“It is a decisive period,” said Maj. Gen. J. D. Thurman, the commander of the Fourth Infantry Division and the senior commander of the American forces in Baghdad.
“They either seize the opportunity or they don’t,” he said. “If they don’t, then our government is going to have to readjust what we are going to do, and that is not my call.”
Since it would take several months to secure and begin reconstruction in the dozen or so strife-ridden neighborhoods that are the focus of the plan, American commanders said the viability of the strategy could not be properly assessed before the year’s end. So far, however, the plan has been short on resources as well as results. The Iraqi Defense Ministry has supplied only two of the six Iraqi Army battalions that General Thurman has requested.
That is not just a question of numbers. Some American military officers say they believe the Iraqi Army may be more effective than the Iraq police, and more trusted by local citizens. Yet several Iraqi battalions have deserted rather than follow orders to go to Baghdad, according to American military officials. In the case of these units, summoning them to the Iraqi capital was tantamount to demobilizing them.

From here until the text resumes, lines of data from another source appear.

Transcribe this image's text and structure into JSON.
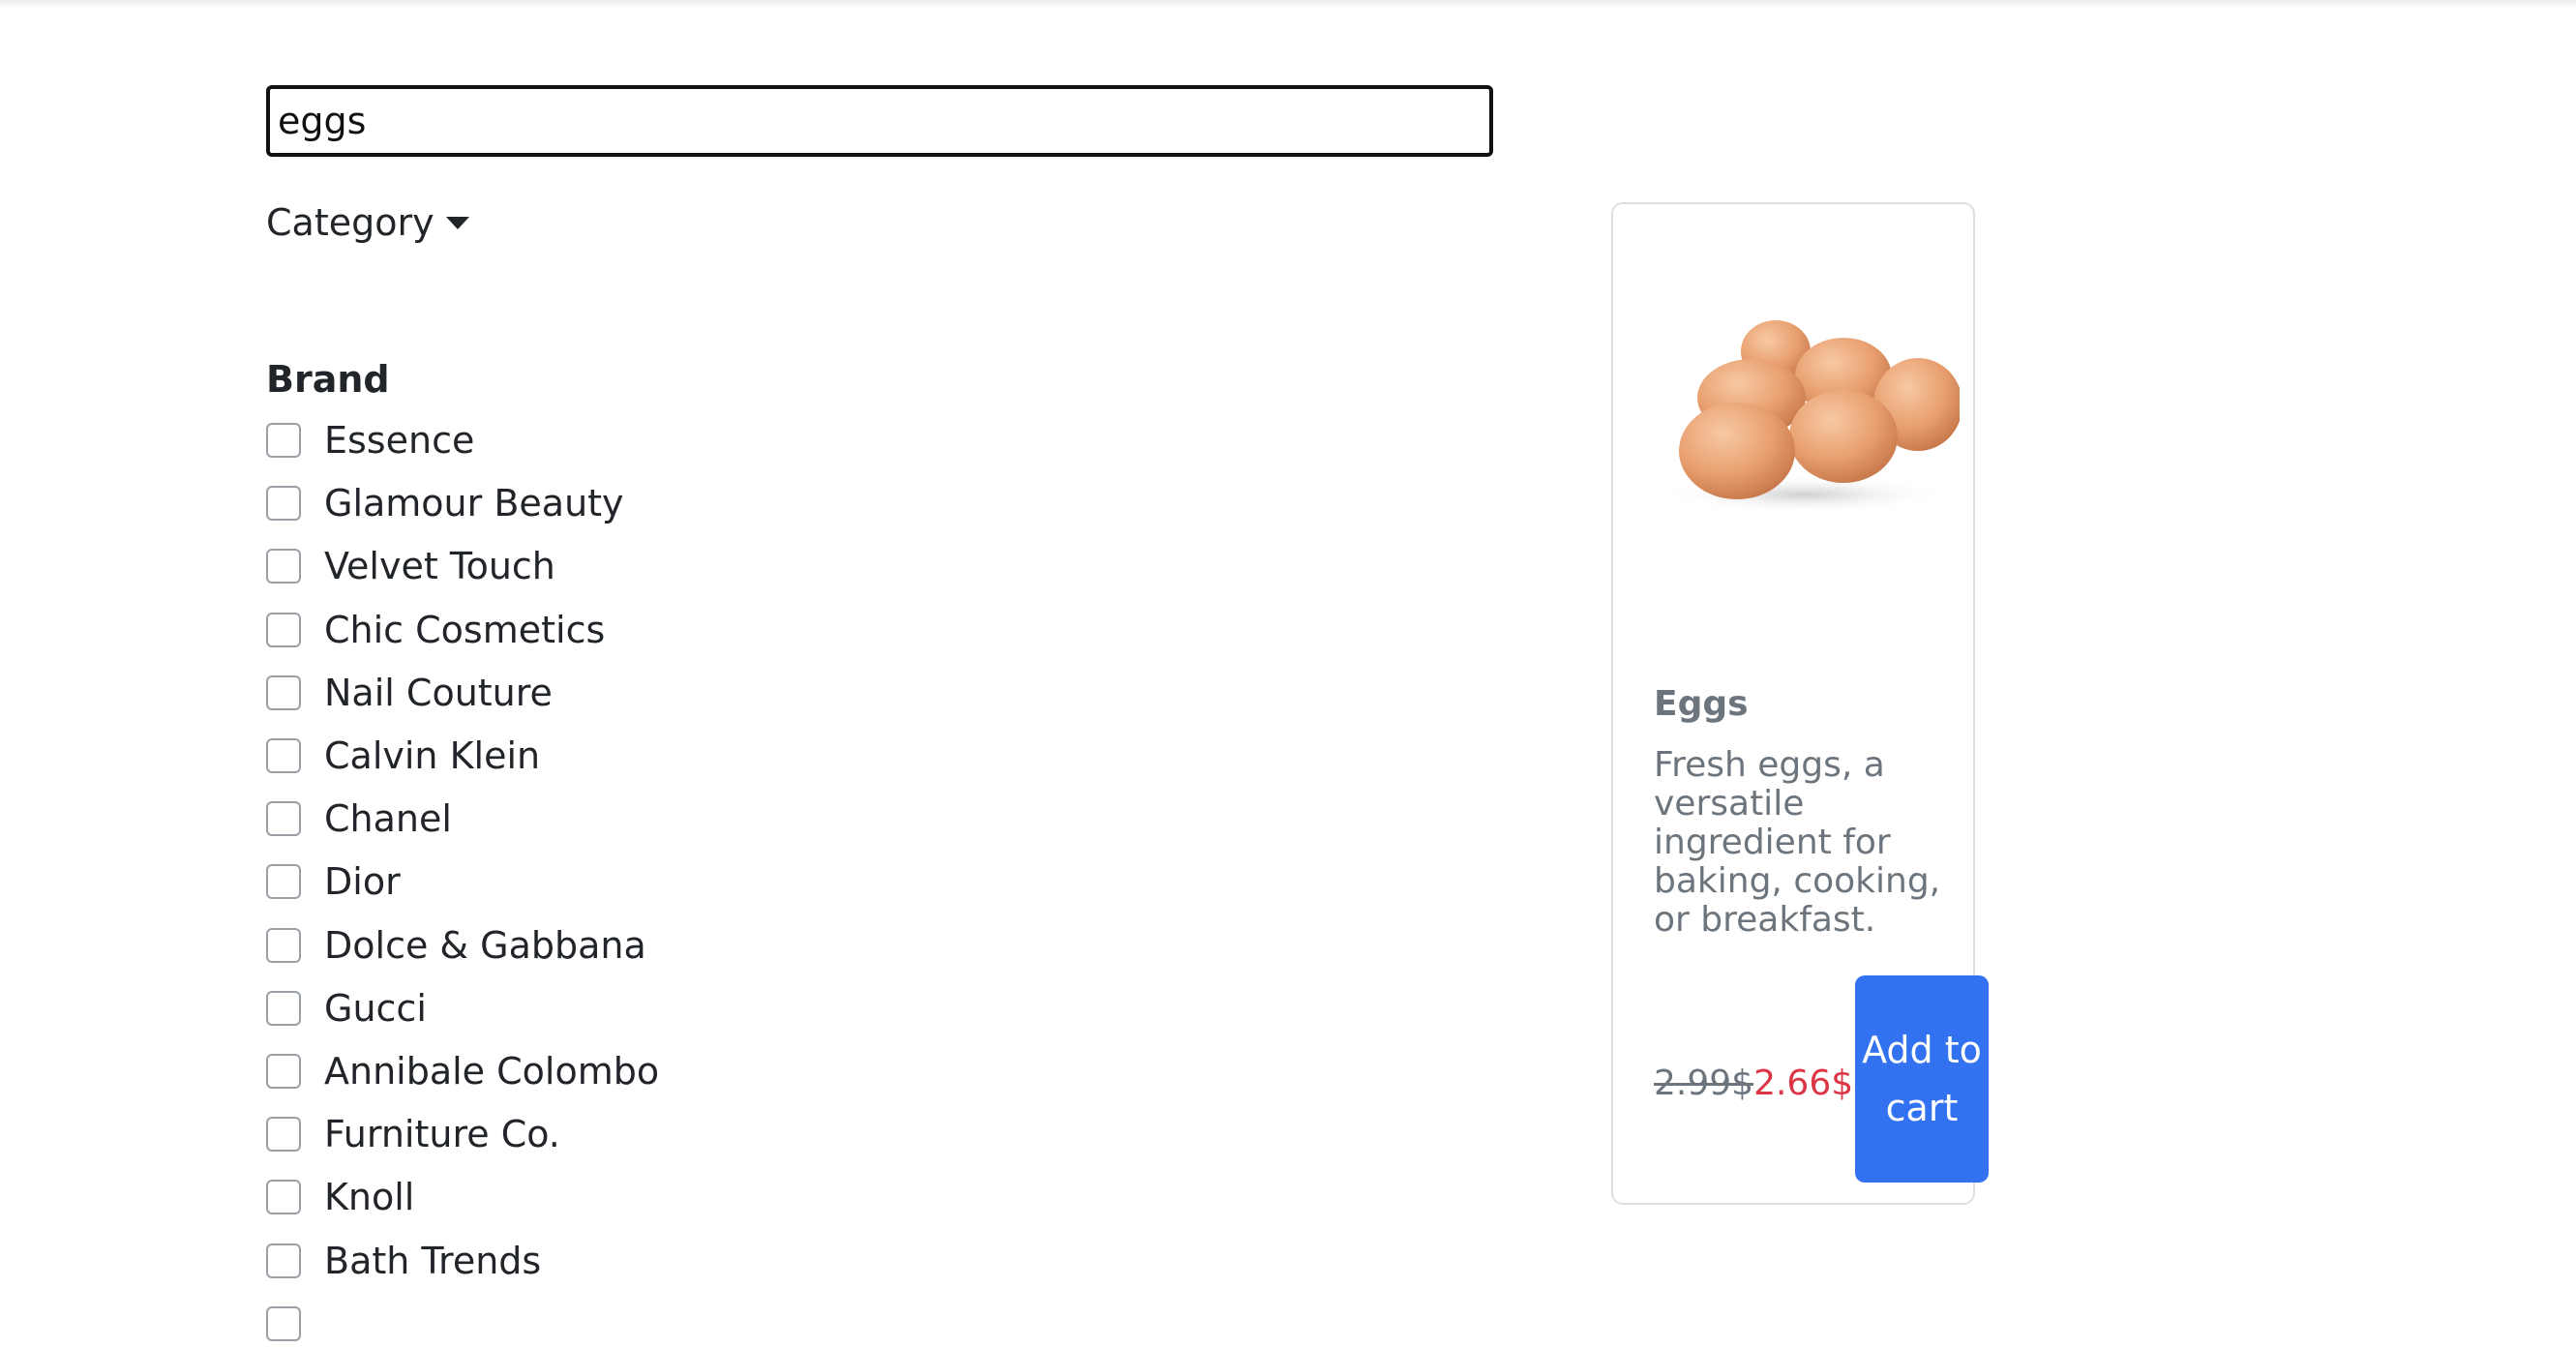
{
  "search": {
    "value": "eggs"
  },
  "filters": {
    "category_label": "Category",
    "brand_heading": "Brand",
    "brands": [
      "Essence",
      "Glamour Beauty",
      "Velvet Touch",
      "Chic Cosmetics",
      "Nail Couture",
      "Calvin Klein",
      "Chanel",
      "Dior",
      "Dolce & Gabbana",
      "Gucci",
      "Annibale Colombo",
      "Furniture Co.",
      "Knoll",
      "Bath Trends",
      ""
    ]
  },
  "product": {
    "title": "Eggs",
    "description": "Fresh eggs, a versatile ingredient for baking, cooking, or breakfast.",
    "old_price": "2.99$",
    "new_price": "2.66$",
    "extra": "9",
    "add_to_cart_label": "Add to cart",
    "image_icon": "eggs-image"
  },
  "colors": {
    "button": "#3272f0",
    "sale_price": "#dc3545",
    "muted_text": "#6c757d"
  }
}
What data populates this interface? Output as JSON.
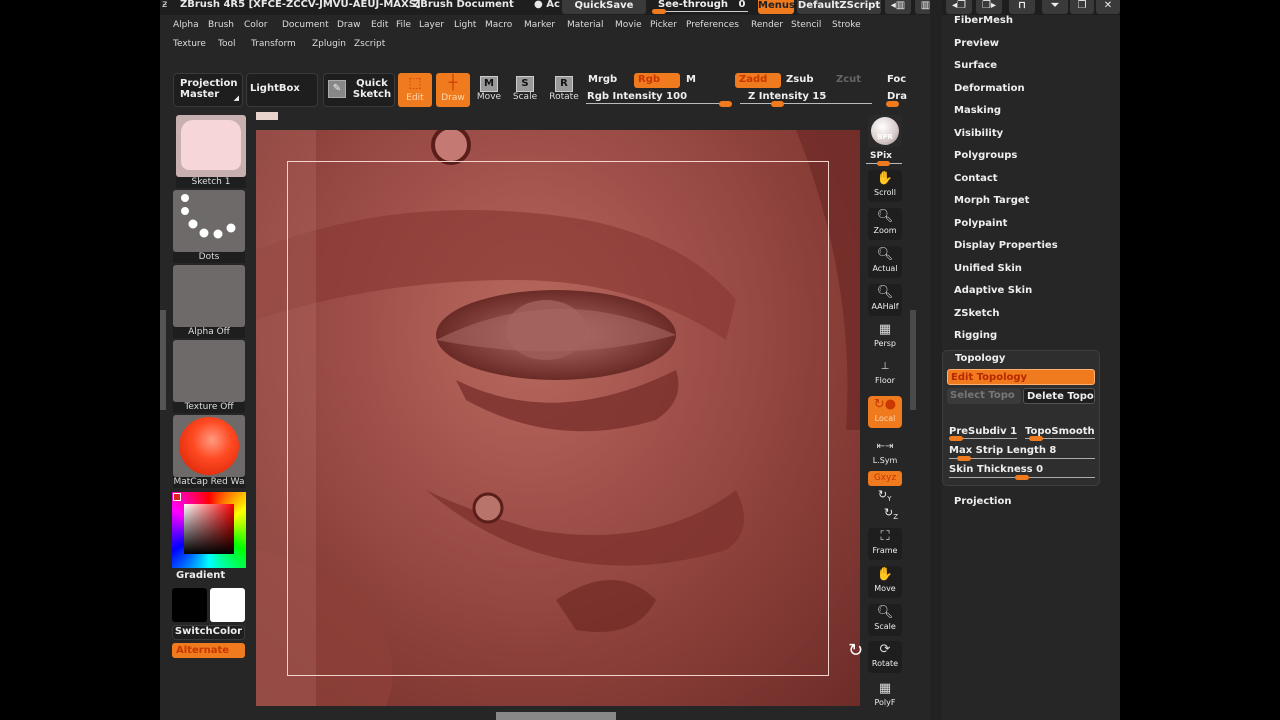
{
  "titlebar": {
    "app_title": "ZBrush 4R5 [XFCE-ZCCV-JMVU-AEUJ-MAXS]",
    "document": "ZBrush Document",
    "active_prefix": "● Ac",
    "quicksave": "QuickSave",
    "see_through_label": "See-through",
    "see_through_value": "0",
    "see_through_fraction": 0,
    "menus": "Menus",
    "default_zscript": "DefaultZScript"
  },
  "menu_row1": [
    "Alpha",
    "Brush",
    "Color",
    "Document",
    "Draw",
    "Edit",
    "File",
    "Layer",
    "Light",
    "Macro",
    "Marker",
    "Material",
    "Movie",
    "Picker",
    "Preferences",
    "Render",
    "Stencil",
    "Stroke"
  ],
  "menu_row2": [
    "Texture",
    "Tool",
    "Transform",
    "Zplugin",
    "Zscript"
  ],
  "toolbar": {
    "projection_master_1": "Projection",
    "projection_master_2": "Master",
    "lightbox": "LightBox",
    "quick_sketch_1": "Quick",
    "quick_sketch_2": "Sketch",
    "edit": "Edit",
    "draw": "Draw",
    "move": "Move",
    "scale": "Scale",
    "rotate": "Rotate",
    "move_key": "M",
    "scale_key": "S",
    "rotate_key": "R",
    "mrgb": "Mrgb",
    "rgb": "Rgb",
    "m": "M",
    "zadd": "Zadd",
    "zsub": "Zsub",
    "zcut": "Zcut",
    "focal": "Foc",
    "rgb_intensity": "Rgb Intensity 100",
    "z_intensity": "Z Intensity 15",
    "draw_size": "Dra",
    "rgb_intensity_value": 100,
    "z_intensity_value": 15
  },
  "left_shelf": {
    "stroke_label": "Sketch 1",
    "dots_label": "Dots",
    "alpha_label": "Alpha Off",
    "texture_label": "Texture Off",
    "material_label": "MatCap Red Wa",
    "gradient": "Gradient",
    "switch_color": "SwitchColor",
    "alternate": "Alternate",
    "main_color": "#000000",
    "secondary_color": "#ffffff"
  },
  "right_shelf": {
    "bpr": "BPR",
    "spix": "SPix",
    "scroll": "Scroll",
    "zoom": "Zoom",
    "actual": "Actual",
    "aahalf": "AAHalf",
    "persp": "Persp",
    "floor": "Floor",
    "local": "Local",
    "lsym": "L.Sym",
    "xyz": "Gxyz",
    "y": "Y",
    "z": "Z",
    "frame": "Frame",
    "move": "Move",
    "scale": "Scale",
    "rotate": "Rotate",
    "polyf": "PolyF"
  },
  "right_panel": {
    "items": [
      "FiberMesh",
      "Preview",
      "Surface",
      "Deformation",
      "Masking",
      "Visibility",
      "Polygroups",
      "Contact",
      "Morph Target",
      "Polypaint",
      "Display Properties",
      "Unified Skin",
      "Adaptive Skin",
      "ZSketch",
      "Rigging"
    ],
    "topology": {
      "title": "Topology",
      "edit_topology": "Edit Topology",
      "select_topo": "Select Topo",
      "delete_topo": "Delete Topo",
      "presubdiv": "PreSubdiv 1",
      "toposmooth": "TopoSmooth",
      "max_strip": "Max Strip Length 8",
      "skin_thickness": "Skin Thickness 0"
    },
    "projection": "Projection"
  },
  "colors": {
    "accent": "#f07a1e",
    "panel": "#262626",
    "button": "#1e1e1e"
  }
}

Because they are regional formations, like most of the world,outside the US and France uses. They are not going to die in Baghdad.
This is the first step to withdrawal. I wonder how the Americans will learn of the coming Iraqi betrayal, an ambush of an American unit, an assassination, how will they signal that this is a farce.
posted by Steve @ 2:27:00 AM